(Data records for software interfaces)
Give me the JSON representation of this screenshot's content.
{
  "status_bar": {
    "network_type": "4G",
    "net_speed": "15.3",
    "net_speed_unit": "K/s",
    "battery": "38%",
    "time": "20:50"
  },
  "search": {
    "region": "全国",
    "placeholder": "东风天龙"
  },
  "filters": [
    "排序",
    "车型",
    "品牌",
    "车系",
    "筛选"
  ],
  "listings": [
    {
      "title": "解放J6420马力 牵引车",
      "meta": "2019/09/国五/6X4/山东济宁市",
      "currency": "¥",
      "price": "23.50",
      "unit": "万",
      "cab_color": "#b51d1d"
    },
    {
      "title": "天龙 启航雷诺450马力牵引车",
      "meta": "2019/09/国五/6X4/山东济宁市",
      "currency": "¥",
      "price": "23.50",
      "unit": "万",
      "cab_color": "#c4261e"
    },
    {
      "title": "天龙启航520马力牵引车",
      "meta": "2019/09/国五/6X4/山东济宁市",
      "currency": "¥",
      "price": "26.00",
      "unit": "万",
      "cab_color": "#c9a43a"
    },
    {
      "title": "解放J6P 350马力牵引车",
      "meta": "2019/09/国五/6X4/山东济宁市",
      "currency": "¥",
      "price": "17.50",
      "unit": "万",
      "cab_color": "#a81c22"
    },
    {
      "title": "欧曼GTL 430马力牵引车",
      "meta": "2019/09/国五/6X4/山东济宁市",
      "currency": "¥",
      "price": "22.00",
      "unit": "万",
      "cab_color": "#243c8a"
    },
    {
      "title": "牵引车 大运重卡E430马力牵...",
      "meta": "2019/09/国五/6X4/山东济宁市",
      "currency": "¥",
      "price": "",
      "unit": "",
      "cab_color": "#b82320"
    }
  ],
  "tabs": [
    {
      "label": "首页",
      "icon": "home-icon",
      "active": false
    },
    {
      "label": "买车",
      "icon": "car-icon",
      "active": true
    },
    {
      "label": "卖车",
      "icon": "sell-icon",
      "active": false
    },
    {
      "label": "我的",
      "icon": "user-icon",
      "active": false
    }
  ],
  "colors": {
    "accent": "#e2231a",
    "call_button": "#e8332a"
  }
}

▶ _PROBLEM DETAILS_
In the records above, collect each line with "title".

▶ _RESPONSE TO THE EXERCISE_
      "title": "解放J6420马力 牵引车",
      "title": "天龙 启航雷诺450马力牵引车",
      "title": "天龙启航520马力牵引车",
      "title": "解放J6P 350马力牵引车",
      "title": "欧曼GTL 430马力牵引车",
      "title": "牵引车 大运重卡E430马力牵...",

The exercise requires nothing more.